Any major changes to a workflow including one that involves new software can be difficult at the beginning. Mirian began to adapt from her older graphic design software and learned the new MAPublisher toolsets through Avenza resources and working with the Avenza Support team directly with questions about workflows and best practices. “My type of work is not very common in Brazil and there are few engineers and cartographers who do it. Many years ago, I received professional critiques that my maps were beautiful but not accurate enough. Today, I’m very glad to say that I can create maps just as beautifully and more importantly keep them accurate.”
Mirian’s style of mapping is an immersive experience. When hired to produce indigenous and environmental maps for the Brazilian state of Acre government, she researched the region’s geography, read about its natural resources, and made a trip to visit to explore the culture, people, and food. She says she hopes that others can also see the human side of geographic space as she portrays it in her maps and that maps can provide not just information, but social change. She believes that her connection to and experiences of places make her a better cartographer. When she created the official tourism map for the City of Rio de Janeiro, her home city, she wanted to be “in the present” and decided to explore areas of the city intimately by foot to visit museums, beaches, and landmarks. The City also helped her understand the scale of the area by helicopter – a definite highlight in her career. The result was an appreciation of the city’s colour palette expressed on her map. “The sea was light blue, the green forests were intense, and the rock formations were magnificent. Rio de Janeiro is a very sunny and cheerful city so I used cheerful yellowish-green colors.”
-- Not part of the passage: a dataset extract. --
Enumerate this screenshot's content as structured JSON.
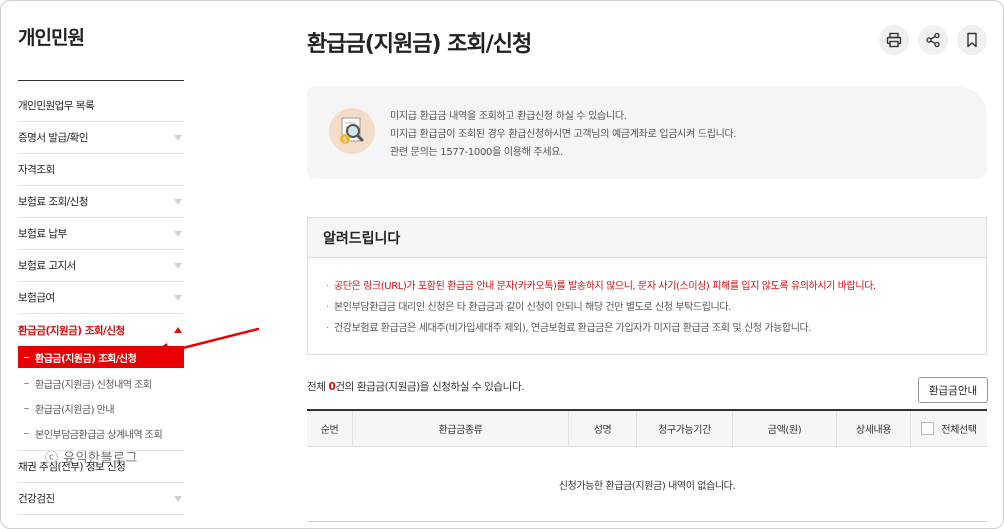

Mirian continues to produce maps for many clients and has had her maps featured in several publications. She has also taught several post-graduate cartography courses at universities and lectures on cartography techniques and the importance of using the best cartography tools available.